Paul Winchester: If It Was Your Son (World Premiere Performance)
When I stumbled across this poem on Facebook, I was immediately struck by the poignancy and truth of its words – about how easily we can look away from tragedy and fail to remedy human pain and suffering in favor of our own comfort. I was stunned to learn that the words were written by a very young man, a 16-year-old Syrian journalist reporting via social media on the horror, violence, and suffering in his country.
Posted with this short poem was a picture of a small child – probably 3 or 4 years old – in a life jacket on the shore, wailing, as his family seeks refuge from war. I had only seen this repackaged through Facebook and so when I went to find the original post, made on Twitter, I found the image replaced with the disclaimer message printed above. Now, I never use Twitter, which means that whatever my content settings are are the default. I was so struck by the irony: the message of this poem paired with a disclaimer hiding the photographic subject of the work by default for fear of disrupting our peace and our worry – our false tranquility that requires the shutting out of the terrible suffering of those around us.
May all children be ours.
Melissa Dunphy: American DREAMers
Learn more about some of the individuals whose stories we are honored to share through Melissa Dunphy’s incredible cantata.
Web page for Ms. Dunphy’s score info and texts, click here.
Who is Marlene Rangel? Her narrative runs throughout the work, and you can learn more about here here.
Javier Zamora and Janine Joseph are two undocumented immigrant poets. Learn more about Undocupoets and a special fellowship offered to fellow undocumented writers here.
Julia Montejo’s “#UndocuJoy is the final paragraph in a remarkable essay that she wrote. Read that essay here. In Ms. Montejo’s essay, she mentions a short video by Define American which inspired the title and theme of her writing. We recommend you watch this powerful video here.

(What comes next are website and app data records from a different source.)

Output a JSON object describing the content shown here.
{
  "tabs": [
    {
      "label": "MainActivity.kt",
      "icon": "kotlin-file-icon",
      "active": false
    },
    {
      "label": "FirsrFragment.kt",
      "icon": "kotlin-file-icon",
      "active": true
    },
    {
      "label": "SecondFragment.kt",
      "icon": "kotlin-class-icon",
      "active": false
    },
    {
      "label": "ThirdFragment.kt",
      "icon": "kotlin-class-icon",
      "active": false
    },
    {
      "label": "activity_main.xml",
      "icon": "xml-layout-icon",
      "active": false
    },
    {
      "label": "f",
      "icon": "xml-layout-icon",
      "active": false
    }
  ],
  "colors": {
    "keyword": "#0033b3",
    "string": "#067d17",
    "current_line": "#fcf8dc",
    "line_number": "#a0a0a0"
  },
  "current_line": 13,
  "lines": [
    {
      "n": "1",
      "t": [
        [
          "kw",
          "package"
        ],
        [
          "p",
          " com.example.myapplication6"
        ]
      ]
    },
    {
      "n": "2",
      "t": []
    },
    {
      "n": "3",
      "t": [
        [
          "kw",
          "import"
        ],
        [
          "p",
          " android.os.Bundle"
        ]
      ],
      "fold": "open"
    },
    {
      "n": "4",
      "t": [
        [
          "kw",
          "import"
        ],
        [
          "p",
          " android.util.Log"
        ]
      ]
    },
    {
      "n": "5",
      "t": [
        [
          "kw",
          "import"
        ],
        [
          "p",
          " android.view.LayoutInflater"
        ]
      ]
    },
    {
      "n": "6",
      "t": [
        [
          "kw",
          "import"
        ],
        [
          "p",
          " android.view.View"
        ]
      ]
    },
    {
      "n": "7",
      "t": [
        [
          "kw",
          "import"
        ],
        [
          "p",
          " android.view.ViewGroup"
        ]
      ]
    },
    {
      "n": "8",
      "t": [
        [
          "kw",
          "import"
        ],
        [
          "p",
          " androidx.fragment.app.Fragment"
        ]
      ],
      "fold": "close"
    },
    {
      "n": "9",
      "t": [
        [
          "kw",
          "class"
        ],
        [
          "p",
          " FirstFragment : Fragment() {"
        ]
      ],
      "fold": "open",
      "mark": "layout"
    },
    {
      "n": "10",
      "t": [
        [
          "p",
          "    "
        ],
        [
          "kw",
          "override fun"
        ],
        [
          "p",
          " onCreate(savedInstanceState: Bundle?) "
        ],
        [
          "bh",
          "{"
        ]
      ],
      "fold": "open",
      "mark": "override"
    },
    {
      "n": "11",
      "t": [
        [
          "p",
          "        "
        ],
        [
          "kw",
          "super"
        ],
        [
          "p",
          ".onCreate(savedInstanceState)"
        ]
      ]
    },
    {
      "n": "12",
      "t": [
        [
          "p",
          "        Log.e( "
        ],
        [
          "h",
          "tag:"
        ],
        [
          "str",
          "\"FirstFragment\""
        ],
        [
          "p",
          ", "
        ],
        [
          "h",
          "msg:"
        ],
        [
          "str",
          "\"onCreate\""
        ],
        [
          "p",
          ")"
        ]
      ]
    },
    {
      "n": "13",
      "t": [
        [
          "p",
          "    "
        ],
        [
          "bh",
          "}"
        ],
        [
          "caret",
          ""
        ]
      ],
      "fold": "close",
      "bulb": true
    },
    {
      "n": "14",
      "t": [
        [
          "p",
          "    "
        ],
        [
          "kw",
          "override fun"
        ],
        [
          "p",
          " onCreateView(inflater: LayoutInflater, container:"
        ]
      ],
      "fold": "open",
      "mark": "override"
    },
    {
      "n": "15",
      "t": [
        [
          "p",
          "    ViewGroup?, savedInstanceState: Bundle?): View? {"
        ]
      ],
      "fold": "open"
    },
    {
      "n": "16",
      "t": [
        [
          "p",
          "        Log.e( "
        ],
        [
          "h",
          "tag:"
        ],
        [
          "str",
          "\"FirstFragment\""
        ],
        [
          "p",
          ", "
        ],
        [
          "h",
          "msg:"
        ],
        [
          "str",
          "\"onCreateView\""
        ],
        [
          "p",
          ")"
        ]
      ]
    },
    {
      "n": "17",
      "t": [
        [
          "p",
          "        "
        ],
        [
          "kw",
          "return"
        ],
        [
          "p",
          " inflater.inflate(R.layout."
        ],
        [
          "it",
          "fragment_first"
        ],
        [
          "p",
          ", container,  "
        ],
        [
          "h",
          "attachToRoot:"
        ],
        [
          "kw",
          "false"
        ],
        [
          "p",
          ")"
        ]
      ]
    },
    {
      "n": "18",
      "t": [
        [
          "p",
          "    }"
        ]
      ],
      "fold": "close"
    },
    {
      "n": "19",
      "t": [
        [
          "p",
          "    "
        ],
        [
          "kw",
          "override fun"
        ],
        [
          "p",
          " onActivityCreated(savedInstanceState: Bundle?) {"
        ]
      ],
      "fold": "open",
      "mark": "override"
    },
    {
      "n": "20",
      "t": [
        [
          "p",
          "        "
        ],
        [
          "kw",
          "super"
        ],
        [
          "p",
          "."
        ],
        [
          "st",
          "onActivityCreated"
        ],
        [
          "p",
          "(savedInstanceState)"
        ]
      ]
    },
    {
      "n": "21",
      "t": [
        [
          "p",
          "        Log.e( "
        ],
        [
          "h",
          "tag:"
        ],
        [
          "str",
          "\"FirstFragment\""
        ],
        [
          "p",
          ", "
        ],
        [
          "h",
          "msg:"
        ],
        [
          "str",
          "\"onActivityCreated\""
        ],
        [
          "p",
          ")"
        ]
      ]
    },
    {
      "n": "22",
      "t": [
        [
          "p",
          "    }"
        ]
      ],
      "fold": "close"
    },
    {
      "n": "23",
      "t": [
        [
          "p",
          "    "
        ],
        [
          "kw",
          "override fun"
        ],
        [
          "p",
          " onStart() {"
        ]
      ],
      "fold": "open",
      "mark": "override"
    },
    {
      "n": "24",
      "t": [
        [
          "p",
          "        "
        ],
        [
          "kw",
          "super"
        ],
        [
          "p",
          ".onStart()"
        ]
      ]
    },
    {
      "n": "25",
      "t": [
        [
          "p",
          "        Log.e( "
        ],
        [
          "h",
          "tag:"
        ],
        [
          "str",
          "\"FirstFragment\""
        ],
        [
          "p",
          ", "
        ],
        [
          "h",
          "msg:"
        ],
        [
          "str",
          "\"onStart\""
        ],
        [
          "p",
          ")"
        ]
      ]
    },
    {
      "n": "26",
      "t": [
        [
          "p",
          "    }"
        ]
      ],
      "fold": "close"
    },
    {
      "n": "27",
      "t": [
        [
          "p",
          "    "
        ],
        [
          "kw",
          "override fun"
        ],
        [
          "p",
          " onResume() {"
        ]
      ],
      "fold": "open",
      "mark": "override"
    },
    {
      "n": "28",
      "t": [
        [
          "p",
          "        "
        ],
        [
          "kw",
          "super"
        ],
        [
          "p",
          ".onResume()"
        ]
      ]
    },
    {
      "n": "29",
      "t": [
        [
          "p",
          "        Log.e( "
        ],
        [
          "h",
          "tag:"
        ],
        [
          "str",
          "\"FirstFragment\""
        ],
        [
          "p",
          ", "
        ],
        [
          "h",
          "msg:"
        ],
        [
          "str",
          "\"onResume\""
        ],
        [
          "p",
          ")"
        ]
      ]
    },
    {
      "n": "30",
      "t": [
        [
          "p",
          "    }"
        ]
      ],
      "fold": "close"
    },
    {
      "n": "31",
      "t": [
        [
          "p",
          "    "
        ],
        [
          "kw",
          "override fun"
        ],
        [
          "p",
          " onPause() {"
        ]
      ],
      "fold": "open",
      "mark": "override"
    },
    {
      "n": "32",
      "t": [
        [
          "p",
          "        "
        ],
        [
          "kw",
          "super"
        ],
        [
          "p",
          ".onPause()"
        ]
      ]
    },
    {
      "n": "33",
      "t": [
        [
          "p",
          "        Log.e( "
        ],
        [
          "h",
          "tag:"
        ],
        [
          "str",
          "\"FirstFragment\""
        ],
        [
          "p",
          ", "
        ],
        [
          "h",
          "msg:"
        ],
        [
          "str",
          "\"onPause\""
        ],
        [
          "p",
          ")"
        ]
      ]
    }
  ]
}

Claudia D. Hernández is a poet who was 10 years old when she came to the United States. Her text was drawn from an article at the Poetry Foundation called “DACA Rescinded & Poets Respond.” See the entire article here.